Published: Tuesday, April 21, 2015 at 3:06 p.m.
Last Modified: Tuesday, April 21, 2015 at 3:06 p.m.
Retired Navy SEAL Marcus Luttrell has created a devastating line of tactical rifle and pistol rounds, which could become a new industry standard for defensive ammunition.
Luttrell, the New York Times best-selling author of the book “Lone Survivor,” was badly wounded during a 2005 mission to kill or capture a high-value Taliban leader in eastern Afghanistan.
He was the only member of his four-man SEAL patrol to survive the mission.
Now, using the operational knowledge and skills he acquired in the elite SEAL Teams, Luttrell has crafted a new line of tactical rifle and handgun ammunition, along with a frangible training rounds, under the brand name “Team Never Quit.”[bcplayer id=4187044325001]
It will be offered in the most-popular tactical calibers: 9mm, .40 cal., 10mm, .45 ACP, 5.56mm, 7.62x51mm, .300 Blackout, .338 Lapua and .50 BMG.
When our good friends at Lucky Gunner (luckygunner.com) asked me if I wanted to test and review some of the new Team Never Quit 9mm rounds, I jumped at the opportunity.

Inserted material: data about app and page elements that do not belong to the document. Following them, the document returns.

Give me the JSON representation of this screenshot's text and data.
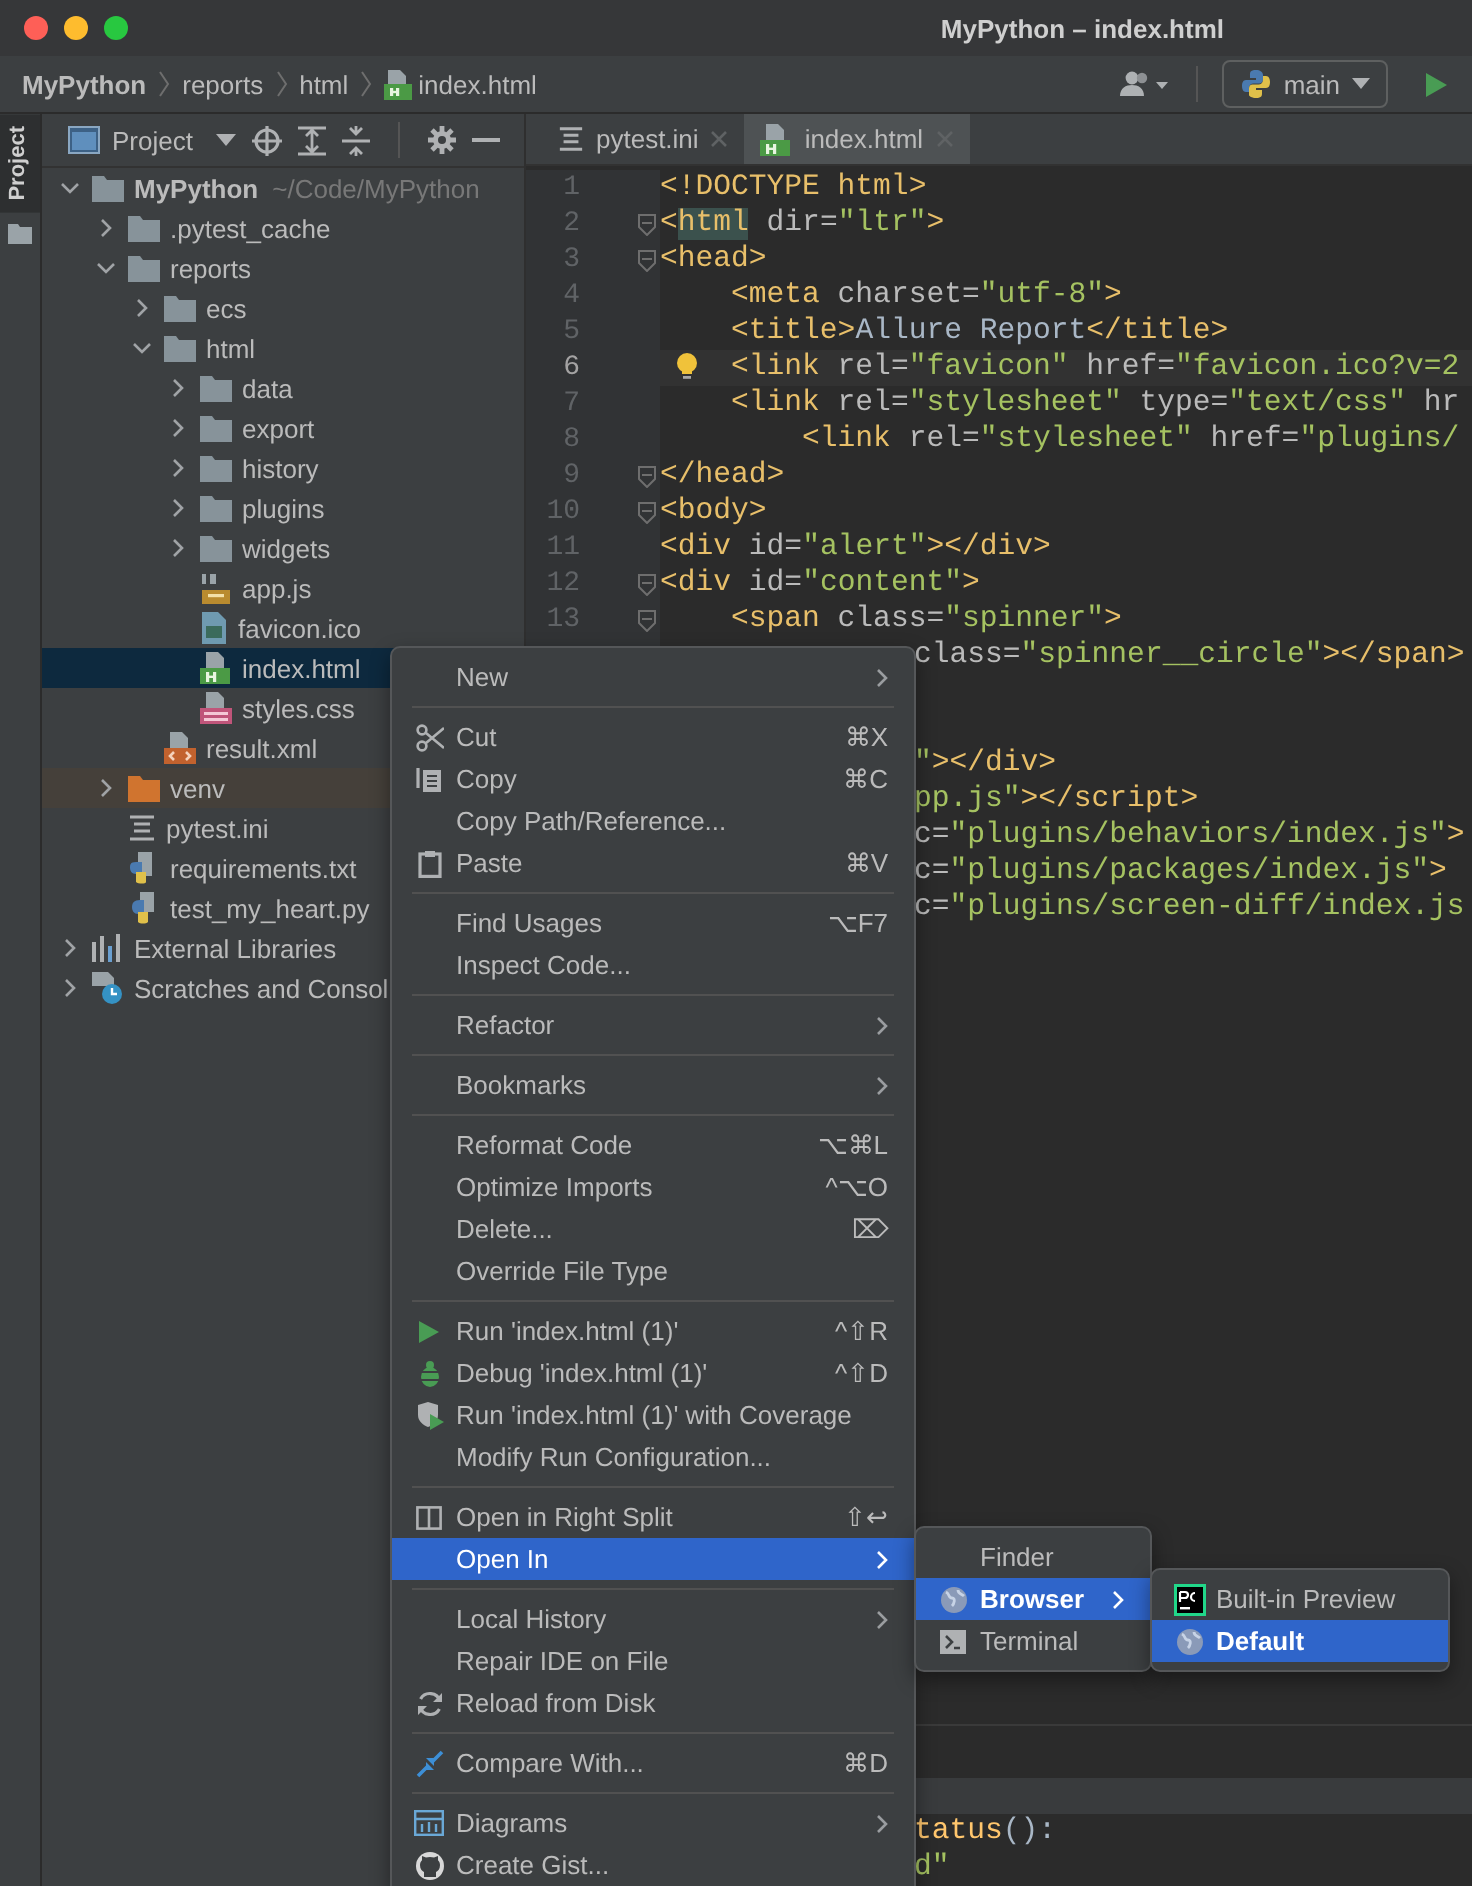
{
  "window": {
    "title": "MyPython – index.html"
  },
  "breadcrumbs": [
    {
      "label": "MyPython",
      "kind": "project"
    },
    {
      "label": "reports",
      "kind": "folder"
    },
    {
      "label": "html",
      "kind": "folder"
    },
    {
      "label": "index.html",
      "kind": "html"
    }
  ],
  "branch": {
    "label": "main"
  },
  "side_stripe": {
    "label": "Project",
    "selected": true
  },
  "project_panel": {
    "title": "Project"
  },
  "project_tree": [
    {
      "label": "MyPython",
      "hint": "~/Code/MyPython",
      "kind": "folder",
      "expanded": true,
      "selected": false,
      "children": [
        {
          "label": ".pytest_cache",
          "kind": "folder",
          "expanded": false,
          "selected": false
        },
        {
          "label": "reports",
          "kind": "folder",
          "expanded": true,
          "selected": false,
          "children": [
            {
              "label": "ecs",
              "kind": "folder",
              "expanded": false,
              "selected": false
            },
            {
              "label": "html",
              "kind": "folder",
              "expanded": true,
              "selected": false,
              "children": [
                {
                  "label": "data",
                  "kind": "folder",
                  "expanded": false,
                  "selected": false
                },
                {
                  "label": "export",
                  "kind": "folder",
                  "expanded": false,
                  "selected": false
                },
                {
                  "label": "history",
                  "kind": "folder",
                  "expanded": false,
                  "selected": false
                },
                {
                  "label": "plugins",
                  "kind": "folder",
                  "expanded": false,
                  "selected": false
                },
                {
                  "label": "widgets",
                  "kind": "folder",
                  "expanded": false,
                  "selected": false
                },
                {
                  "label": "app.js",
                  "kind": "js",
                  "selected": false
                },
                {
                  "label": "favicon.ico",
                  "kind": "ico",
                  "selected": false
                },
                {
                  "label": "index.html",
                  "kind": "html",
                  "selected": true
                },
                {
                  "label": "styles.css",
                  "kind": "css",
                  "selected": false
                }
              ]
            },
            {
              "label": "result.xml",
              "kind": "xml",
              "selected": false
            }
          ]
        },
        {
          "label": "venv",
          "kind": "excluded-folder",
          "expanded": false,
          "selected": false
        },
        {
          "label": "pytest.ini",
          "kind": "ini",
          "selected": false
        },
        {
          "label": "requirements.txt",
          "kind": "txt",
          "selected": false
        },
        {
          "label": "test_my_heart.py",
          "kind": "py",
          "selected": false
        }
      ]
    },
    {
      "label": "External Libraries",
      "kind": "libraries",
      "expanded": false,
      "selected": false
    },
    {
      "label": "Scratches and Consol",
      "kind": "scratches",
      "expanded": false,
      "selected": false
    }
  ],
  "editor_tabs": [
    {
      "label": "pytest.ini",
      "kind": "ini",
      "selected": false
    },
    {
      "label": "index.html",
      "kind": "html",
      "selected": true
    }
  ],
  "code_lines": [
    {
      "number": "1",
      "fold": false,
      "current": false,
      "intention": false,
      "tokens": [
        {
          "kind": "tag",
          "text": "<!DOCTYPE html>"
        }
      ]
    },
    {
      "number": "2",
      "fold": true,
      "current": false,
      "intention": false,
      "tokens": [
        {
          "kind": "tag",
          "text": "<"
        },
        {
          "kind": "match",
          "text": "html"
        },
        {
          "kind": "attr",
          "text": " dir="
        },
        {
          "kind": "str",
          "text": "\"ltr\""
        },
        {
          "kind": "tag",
          "text": ">"
        }
      ]
    },
    {
      "number": "3",
      "fold": true,
      "current": false,
      "intention": false,
      "tokens": [
        {
          "kind": "tag",
          "text": "<head>"
        }
      ]
    },
    {
      "number": "4",
      "fold": false,
      "current": false,
      "intention": false,
      "tokens": [
        {
          "kind": "tag",
          "text": "    <meta"
        },
        {
          "kind": "attr",
          "text": " charset="
        },
        {
          "kind": "str",
          "text": "\"utf-8\""
        },
        {
          "kind": "tag",
          "text": ">"
        }
      ]
    },
    {
      "number": "5",
      "fold": false,
      "current": false,
      "intention": false,
      "tokens": [
        {
          "kind": "tag",
          "text": "    <title>"
        },
        {
          "kind": "text",
          "text": "Allure Report"
        },
        {
          "kind": "tag",
          "text": "</title>"
        }
      ]
    },
    {
      "number": "6",
      "fold": false,
      "current": true,
      "intention": true,
      "tokens": [
        {
          "kind": "tag",
          "text": "    <link"
        },
        {
          "kind": "attr",
          "text": " rel="
        },
        {
          "kind": "str",
          "text": "\"favicon\""
        },
        {
          "kind": "attr",
          "text": " href="
        },
        {
          "kind": "str",
          "text": "\"favicon.ico?v=2"
        }
      ]
    },
    {
      "number": "7",
      "fold": false,
      "current": false,
      "intention": false,
      "tokens": [
        {
          "kind": "tag",
          "text": "    <link"
        },
        {
          "kind": "attr",
          "text": " rel="
        },
        {
          "kind": "str",
          "text": "\"stylesheet\""
        },
        {
          "kind": "attr",
          "text": " type="
        },
        {
          "kind": "str",
          "text": "\"text/css\""
        },
        {
          "kind": "attr",
          "text": " hr"
        }
      ]
    },
    {
      "number": "8",
      "fold": false,
      "current": false,
      "intention": false,
      "tokens": [
        {
          "kind": "tag",
          "text": "        <link"
        },
        {
          "kind": "attr",
          "text": " rel="
        },
        {
          "kind": "str",
          "text": "\"stylesheet\""
        },
        {
          "kind": "attr",
          "text": " href="
        },
        {
          "kind": "str",
          "text": "\"plugins/"
        }
      ]
    },
    {
      "number": "9",
      "fold": true,
      "current": false,
      "intention": false,
      "tokens": [
        {
          "kind": "tag",
          "text": "</head>"
        }
      ]
    },
    {
      "number": "10",
      "fold": true,
      "current": false,
      "intention": false,
      "tokens": [
        {
          "kind": "tag",
          "text": "<body>"
        }
      ]
    },
    {
      "number": "11",
      "fold": false,
      "current": false,
      "intention": false,
      "tokens": [
        {
          "kind": "tag",
          "text": "<div"
        },
        {
          "kind": "attr",
          "text": " id="
        },
        {
          "kind": "str",
          "text": "\"alert\""
        },
        {
          "kind": "tag",
          "text": "></div>"
        }
      ]
    },
    {
      "number": "12",
      "fold": true,
      "current": false,
      "intention": false,
      "tokens": [
        {
          "kind": "tag",
          "text": "<div"
        },
        {
          "kind": "attr",
          "text": " id="
        },
        {
          "kind": "str",
          "text": "\"content\""
        },
        {
          "kind": "tag",
          "text": ">"
        }
      ]
    },
    {
      "number": "13",
      "fold": true,
      "current": false,
      "intention": false,
      "tokens": [
        {
          "kind": "tag",
          "text": "    <span"
        },
        {
          "kind": "attr",
          "text": " class="
        },
        {
          "kind": "str",
          "text": "\"spinner\""
        },
        {
          "kind": "tag",
          "text": ">"
        }
      ]
    }
  ],
  "covered_lines": [
    {
      "kind": "partial",
      "tokens": [
        {
          "kind": "attr",
          "text": "class="
        },
        {
          "kind": "str",
          "text": "\"spinner__circle\""
        },
        {
          "kind": "tag",
          "text": "></span>"
        }
      ]
    },
    {
      "kind": "blank"
    },
    {
      "kind": "blank"
    },
    {
      "kind": "partial",
      "tokens": [
        {
          "kind": "str",
          "text": "\""
        },
        {
          "kind": "tag",
          "text": "></div>"
        }
      ]
    },
    {
      "kind": "partial",
      "tokens": [
        {
          "kind": "str",
          "text": "pp.js\""
        },
        {
          "kind": "tag",
          "text": "></script>"
        }
      ]
    },
    {
      "kind": "partial",
      "tokens": [
        {
          "kind": "attr",
          "text": "c="
        },
        {
          "kind": "str",
          "text": "\"plugins/behaviors/index.js\""
        },
        {
          "kind": "tag",
          "text": ">"
        }
      ]
    },
    {
      "kind": "partial",
      "tokens": [
        {
          "kind": "attr",
          "text": "c="
        },
        {
          "kind": "str",
          "text": "\"plugins/packages/index.js\""
        },
        {
          "kind": "tag",
          "text": ">"
        }
      ]
    },
    {
      "kind": "partial",
      "tokens": [
        {
          "kind": "attr",
          "text": "c="
        },
        {
          "kind": "str",
          "text": "\"plugins/screen-diff/index.js"
        }
      ]
    }
  ],
  "lower_pane_lines": [
    {
      "tokens": [
        {
          "kind": "func",
          "text": "tatus"
        },
        {
          "kind": "text",
          "text": "():"
        }
      ]
    },
    {
      "tokens": [
        {
          "kind": "str",
          "text": "d\""
        }
      ]
    }
  ],
  "context_menu": [
    {
      "kind": "plain",
      "label": "New",
      "submenu": true,
      "selected": false
    },
    {
      "kind": "separator"
    },
    {
      "kind": "cut",
      "label": "Cut",
      "shortcut": "⌘X",
      "submenu": false,
      "selected": false
    },
    {
      "kind": "copy",
      "label": "Copy",
      "shortcut": "⌘C",
      "submenu": false,
      "selected": false
    },
    {
      "kind": "plain",
      "label": "Copy Path/Reference...",
      "submenu": false,
      "selected": false
    },
    {
      "kind": "paste",
      "label": "Paste",
      "shortcut": "⌘V",
      "submenu": false,
      "selected": false
    },
    {
      "kind": "separator"
    },
    {
      "kind": "plain",
      "label": "Find Usages",
      "shortcut": "⌥F7",
      "submenu": false,
      "selected": false
    },
    {
      "kind": "plain",
      "label": "Inspect Code...",
      "submenu": false,
      "selected": false
    },
    {
      "kind": "separator"
    },
    {
      "kind": "plain",
      "label": "Refactor",
      "submenu": true,
      "selected": false
    },
    {
      "kind": "separator"
    },
    {
      "kind": "plain",
      "label": "Bookmarks",
      "submenu": true,
      "selected": false
    },
    {
      "kind": "separator"
    },
    {
      "kind": "plain",
      "label": "Reformat Code",
      "shortcut": "⌥⌘L",
      "submenu": false,
      "selected": false
    },
    {
      "kind": "plain",
      "label": "Optimize Imports",
      "shortcut": "^⌥O",
      "submenu": false,
      "selected": false
    },
    {
      "kind": "plain",
      "label": "Delete...",
      "shortcut": "⌦",
      "submenu": false,
      "selected": false
    },
    {
      "kind": "plain",
      "label": "Override File Type",
      "submenu": false,
      "selected": false
    },
    {
      "kind": "separator"
    },
    {
      "kind": "run",
      "label": "Run 'index.html (1)'",
      "shortcut": "^⇧R",
      "submenu": false,
      "selected": false
    },
    {
      "kind": "debug",
      "label": "Debug 'index.html (1)'",
      "shortcut": "^⇧D",
      "submenu": false,
      "selected": false
    },
    {
      "kind": "coverage",
      "label": "Run 'index.html (1)' with Coverage",
      "submenu": false,
      "selected": false
    },
    {
      "kind": "plain",
      "label": "Modify Run Configuration...",
      "submenu": false,
      "selected": false
    },
    {
      "kind": "separator"
    },
    {
      "kind": "split",
      "label": "Open in Right Split",
      "shortcut": "⇧↩",
      "submenu": false,
      "selected": false
    },
    {
      "kind": "plain",
      "label": "Open In",
      "submenu": true,
      "selected": true
    },
    {
      "kind": "separator"
    },
    {
      "kind": "plain",
      "label": "Local History",
      "submenu": true,
      "selected": false
    },
    {
      "kind": "plain",
      "label": "Repair IDE on File",
      "submenu": false,
      "selected": false
    },
    {
      "kind": "reload",
      "label": "Reload from Disk",
      "submenu": false,
      "selected": false
    },
    {
      "kind": "separator"
    },
    {
      "kind": "compare",
      "label": "Compare With...",
      "shortcut": "⌘D",
      "submenu": false,
      "selected": false
    },
    {
      "kind": "separator"
    },
    {
      "kind": "diagrams",
      "label": "Diagrams",
      "submenu": true,
      "selected": false
    },
    {
      "kind": "gist",
      "label": "Create Gist...",
      "submenu": false,
      "selected": false
    }
  ],
  "open_in_menu": [
    {
      "kind": "plain",
      "label": "Finder",
      "submenu": false,
      "selected": false
    },
    {
      "kind": "browser",
      "label": "Browser",
      "submenu": true,
      "selected": true
    },
    {
      "kind": "terminal",
      "label": "Terminal",
      "submenu": false,
      "selected": false
    }
  ],
  "browser_menu": [
    {
      "kind": "ide",
      "label": "Built-in Preview",
      "selected": false
    },
    {
      "kind": "browser",
      "label": "Default",
      "selected": true
    }
  ]
}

I quickly asked Chris Senterfitte and Jordan Williams, the pros from Sarasota’s Amendment II Armory, for their help. After all, loading a couple million rounds of ammo tends to give you some real expertise.
We went out to a private range in Manatee County last week for the review, along with two blocks of ballistic gel, a chronograph and an uncooked ham.
Lucky Gunner had sent a box of 9mm Frangible Hollow-Point rounds, and several boxes of their frangible training rounds, which are meant for steel.
The hollow-points feature a 100 grain frangible copper bullet by Sinterfire, in a boxer-primed brass case.
According to our chronograph, the frangible trainers measure 1,205 fps and 1,217 fps, respectively.
The hollow-points were slightly hotter, measuring 1,254 fps and 1,273 fps. Next came the ballistic gel testing, which, quite frankly, was damn impressive.
The frangible trainers bored a clean tunnel through the gel, much like a standard FMJ. We expected them to open, but then again, they’re designed for steel.
However, the hollow-points created a massive star-burst wound cavity unlike anything I’d ever seen.
It was truly a massive wound channel.
Fragments of the round exited one side of the gel block, while the base of the bullet penetrated the entire 16 inches and exited out the other side.
On our next test, we put the two gel blocks end-to-end. Again, there was a massive wound cavity, and the base of the hollow-point round penetrated 20 inches of gel before stopping.
To be clear, Chris, Jordan and several other shooters who viewed the gel blocks after the range testing raised concerns that the hollow-point round may have over-penetration issues, since the FBI’s optimum penetration is far less than 20 inches.
In my opinion, while that’s definitely something to keep in mind — a valid concern — bad guys aren’t made of gel. They tend to have shirts, jackets and ribs. I’d trade over-penetration concerns for the ability to carve out a wound channel of the size caused by the Team Never Quit round any single day.
Chris brought some other 9mm defensive rounds to compare: Liberty Civil Defense 9mm 50 grain lead-free Hollow Point, and Speer Gold Dot 9mm +P 124 grain Jacketed Hollow Point.
The wound cavity created by the Liberty round was almost as large as the Team Never Quit 9mm, although the Liberty ammo penetrated a less-worrisome 12 inches into the gel.
The Gold Dot bored a ragged hole through the gel without the starburst cavity, and it too penetrated the entire length of the 16-inch block.
To sum: I think Luttrell has created the most devastating 9mm round I’ve ever seen, albeit with some over-penetration concerns if, that is, you’re concerned about that. You’ll have to watch the video to see how the ham fared.